Review: Elizabeth & Leicester: Power, Passion, Politics – Sarah Gristwood

Elizabeth and Leicester, the Virgin Queen and her ‘sweet Robin’, are one of the great romances of history, immortalised in history books and Hollywood movies alike. Most people have some awareness of their relationship: the great queen and the man she loved but could never marry; the age-old question of whether the Virgin Queen truly was a virgin and whether… Read more →

Review: The Long Road Home: The Aftermath of the Second World War – Ben Shephard

Read any history of World War 2 and it’ll probably finish up in the summer of 1945, maybe with VE Day, perhaps with Hiroshima and Nagasaki.

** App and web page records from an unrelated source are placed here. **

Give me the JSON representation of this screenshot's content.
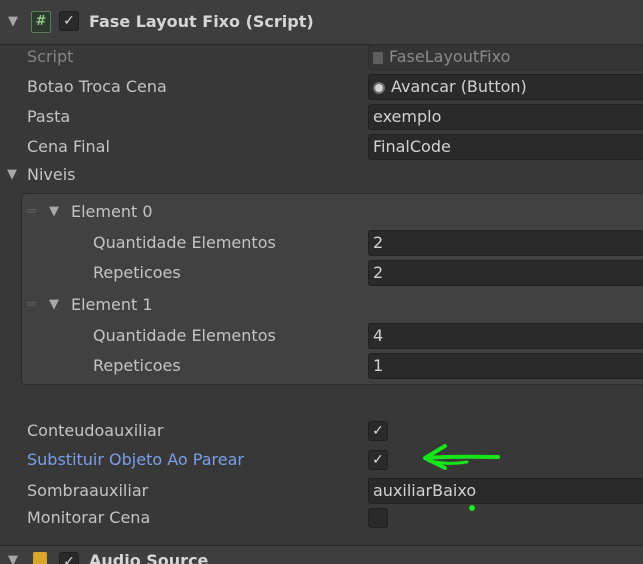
{
  "component": {
    "title": "Fase Layout Fixo (Script)",
    "enabled": true,
    "script_label": "Script",
    "script_value": "FaseLayoutFixo"
  },
  "fields": {
    "botao_troca_cena": {
      "label": "Botao Troca Cena",
      "value": "Avancar (Button)"
    },
    "pasta": {
      "label": "Pasta",
      "value": "exemplo"
    },
    "cena_final": {
      "label": "Cena Final",
      "value": "FinalCode"
    }
  },
  "niveis": {
    "label": "Niveis",
    "elements": [
      {
        "header": "Element 0",
        "qty_label": "Quantidade Elementos",
        "qty": "2",
        "rep_label": "Repeticoes",
        "rep": "2"
      },
      {
        "header": "Element 1",
        "qty_label": "Quantidade Elementos",
        "qty": "4",
        "rep_label": "Repeticoes",
        "rep": "1"
      }
    ]
  },
  "toggles": {
    "conteudo": {
      "label": "Conteudoauxiliar",
      "checked": true
    },
    "substituir": {
      "label": "Substituir Objeto Ao Parear",
      "checked": true
    },
    "sombra": {
      "label": "Sombraauxiliar",
      "value": "auxiliarBaixo"
    },
    "monitorar": {
      "label": "Monitorar Cena",
      "checked": false
    }
  },
  "next_component": {
    "title": "Audio Source"
  },
  "annotation": {
    "arrow_color": "#16e51a"
  }
}
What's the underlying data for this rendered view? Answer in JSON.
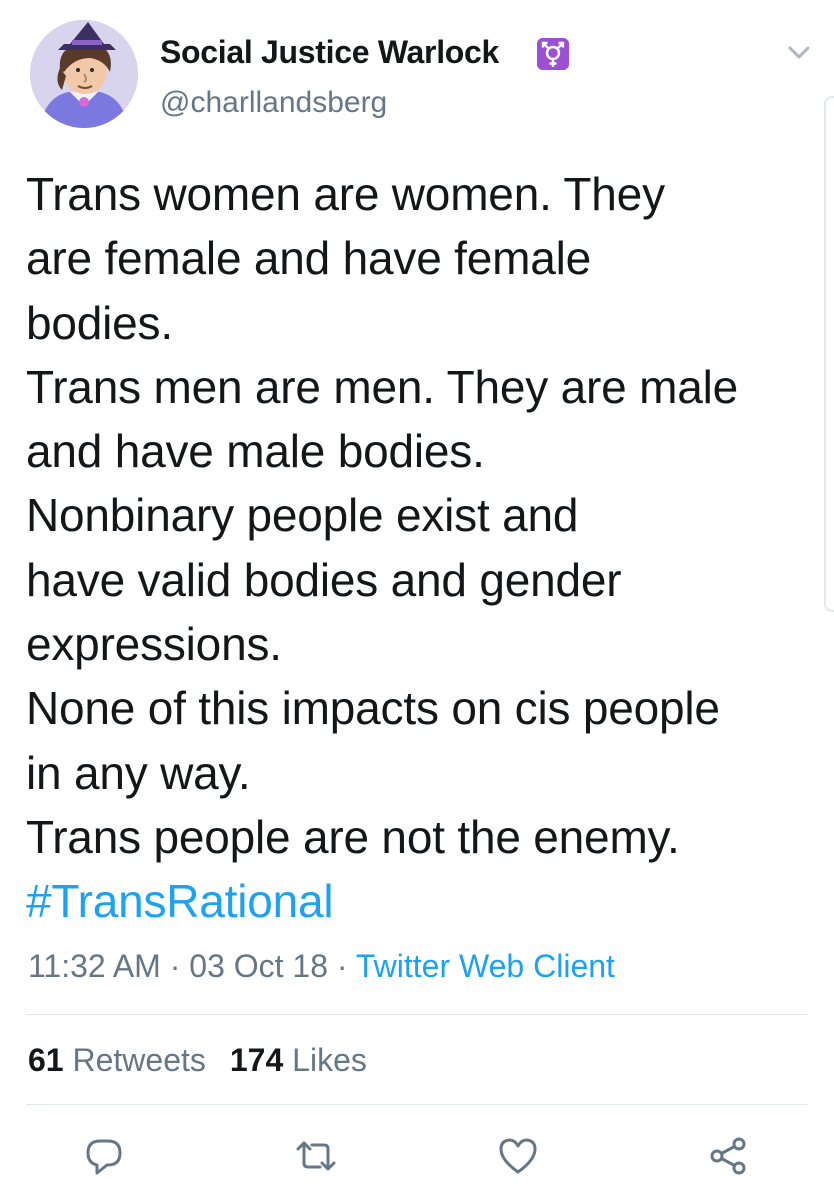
{
  "author": {
    "display_name": "Social Justice Warlock",
    "name_emoji": "transgender-symbol-emoji",
    "handle": "@charllandsberg",
    "avatar": "cartoon-warlock-avatar"
  },
  "tweet": {
    "lines": [
      "Trans women are women. They",
      "are female and have female",
      "bodies.",
      "Trans men are men. They are male",
      "and have male bodies.",
      "Nonbinary people exist and",
      "have valid bodies and gender",
      "expressions.",
      "None of this impacts on cis people",
      "in any way.",
      "Trans people are not the enemy."
    ],
    "hashtag": "#TransRational"
  },
  "meta": {
    "time": "11:32 AM",
    "sep1": " · ",
    "date": "03 Oct 18",
    "sep2": " · ",
    "source": "Twitter Web Client"
  },
  "stats": {
    "retweets_count": "61",
    "retweets_label": "Retweets",
    "likes_count": "174",
    "likes_label": "Likes"
  },
  "actions": [
    "reply-icon",
    "retweet-icon",
    "like-icon",
    "share-icon"
  ],
  "colors": {
    "link": "#1da1f2",
    "secondary_text": "#657786",
    "primary_text": "#14171a",
    "divider": "#e1e8ed",
    "emoji_bg": "#9b4fd3"
  }
}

There might be an epilogue chapter, a wrapping up that encompasses Nuremberg, the Marshall Plan, the Iron Curtain and the Cold War. But what is rarely addressed is what this book is entirely concerned… Read more →

Review: The Taste Of War: World War Two And The Battle For Food – Lizzie Collingham

This was a fascinating read, far more so than I’d expected. I’d picked this book up hoping for some kind of history of rationing and the British wartime food drive – ‘Dig for Victory’ and all that. What I actually got was an incredibly well-researched, comprehensive and thoroughly interesting history of the role food played in the Second World War… Read more →

Vendula London…

I have lusted over Vendula London bags for a long long time now, but I’ve never quite been able to justify buying one to myself. They’re a bit above my price range for bags, as I’m normally a girl who runs cheap and cheerful, rather than expensive but quality. My parents have long joked about the fact that the difference… Read more →

Review: Pathfinder: John Charles Frémont and the Course of American Empire – Tom Chaffin

I picked up this book hoping for a biography of John Charles Frémont, a man whose exploits and explorations I’d come across numerous times in other biographies, other history books. An explorer, a presidential candidate, a Civil War general – a fascinating figure for a biographer! What I got was a book very much more about Frémont’s expeditions than it… Read more →

Review: Pale Rider: The Spanish Flu of 1918 and How it Changed the World – Laura Spinney

The First World War looms large in our collective cultural memory, arguable even larger than the Second World War, though more people died in that conflict. This has been ascribed to a multitude of factors – the pointless, the waste, the static pace, the fact that the ‘War to End All Wars’ only served to give rise to another, the… Read more →

Review: Eleanor Roosevelt: The War Years and After, 1939-1962 – Blanche Wiesen Cook

This final volume of Blanche Wiesen Cook’s three-part biography of Eleanor Roosevelt disappointed me. Not so much for the writing or research or approach, all of which are just as good in this book as the previous two, but purely for reasons of content. For all intents and purposes, Cook finishes up with FDR’s death in 1945 – the remaining… Read more →

Review: Eleanor Roosevelt: The Defining Years: 1933-1938 – Blanche Wiesen Cook

This book, the second volume of Blanche Wiesen Cook’s three-part biography of Eleanor Roosevelt, covers the first five years of her role as First Lady of America, from 1933-1938. It’s quite a brief interlude in a life, considering the first volume covers the first forty-plus years of ER’s life before the White House, and the final volume covers the next… Read more →

Review: The Stations of the Sun: A History of the Ritual Year in Britain – Ronald Hutton

Even today, the idea that many folk traditions and festivals are the remnants of some pagan pre-Christian Celtic religion, transmogrified and surviving furtively in the countryside, has a peculiar potency. What few people realise is how recent a notion that is and how much it relies on a particular handful of archaeologists, folklorists and historians writing at the end of… Read more →